▸ What is expected: Copy every record exactly. Nothing may be skipped.

**********

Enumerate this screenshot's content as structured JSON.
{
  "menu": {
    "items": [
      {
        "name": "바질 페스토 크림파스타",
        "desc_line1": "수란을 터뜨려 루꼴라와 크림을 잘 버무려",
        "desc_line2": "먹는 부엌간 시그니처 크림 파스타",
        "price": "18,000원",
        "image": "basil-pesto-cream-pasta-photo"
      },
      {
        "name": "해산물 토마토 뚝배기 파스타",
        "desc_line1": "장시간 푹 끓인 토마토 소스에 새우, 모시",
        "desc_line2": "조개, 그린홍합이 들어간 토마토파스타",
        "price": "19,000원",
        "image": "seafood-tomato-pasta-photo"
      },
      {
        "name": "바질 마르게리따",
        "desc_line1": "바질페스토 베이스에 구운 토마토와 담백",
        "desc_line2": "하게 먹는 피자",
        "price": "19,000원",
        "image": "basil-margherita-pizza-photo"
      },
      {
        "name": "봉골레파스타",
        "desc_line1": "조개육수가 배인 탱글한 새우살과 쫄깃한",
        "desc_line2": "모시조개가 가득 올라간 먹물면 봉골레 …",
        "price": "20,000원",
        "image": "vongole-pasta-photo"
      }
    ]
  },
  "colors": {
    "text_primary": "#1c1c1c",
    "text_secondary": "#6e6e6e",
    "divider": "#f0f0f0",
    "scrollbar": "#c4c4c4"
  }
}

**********

▸ Task answer:
Enumerate this screenshot's content as structured JSON.
{
  "menu": {
    "items": [
      {
        "name": "바질 페스토 크림파스타",
        "desc_line1": "수란을 터뜨려 루꼴라와 크림을 잘 버무려",
        "desc_line2": "먹는 부엌간 시그니처 크림 파스타",
        "price": "18,000원",
        "image": "basil-pesto-cream-pasta-photo"
      },
      {
        "name": "해산물 토마토 뚝배기 파스타",
        "desc_line1": "장시간 푹 끓인 토마토 소스에 새우, 모시",
        "desc_line2": "조개, 그린홍합이 들어간 토마토파스타",
        "price": "19,000원",
        "image": "seafood-tomato-pasta-photo"
      },
      {
        "name": "바질 마르게리따",
        "desc_line1": "바질페스토 베이스에 구운 토마토와 담백",
        "desc_line2": "하게 먹는 피자",
        "price": "19,000원",
        "image": "basil-margherita-pizza-photo"
      },
      {
        "name": "봉골레파스타",
        "desc_line1": "조개육수가 배인 탱글한 새우살과 쫄깃한",
        "desc_line2": "모시조개가 가득 올라간 먹물면 봉골레 …",
        "price": "20,000원",
        "image": "vongole-pasta-photo"
      }
    ]
  },
  "colors": {
    "text_primary": "#1c1c1c",
    "text_secondary": "#6e6e6e",
    "divider": "#f0f0f0",
    "scrollbar": "#c4c4c4"
  }
}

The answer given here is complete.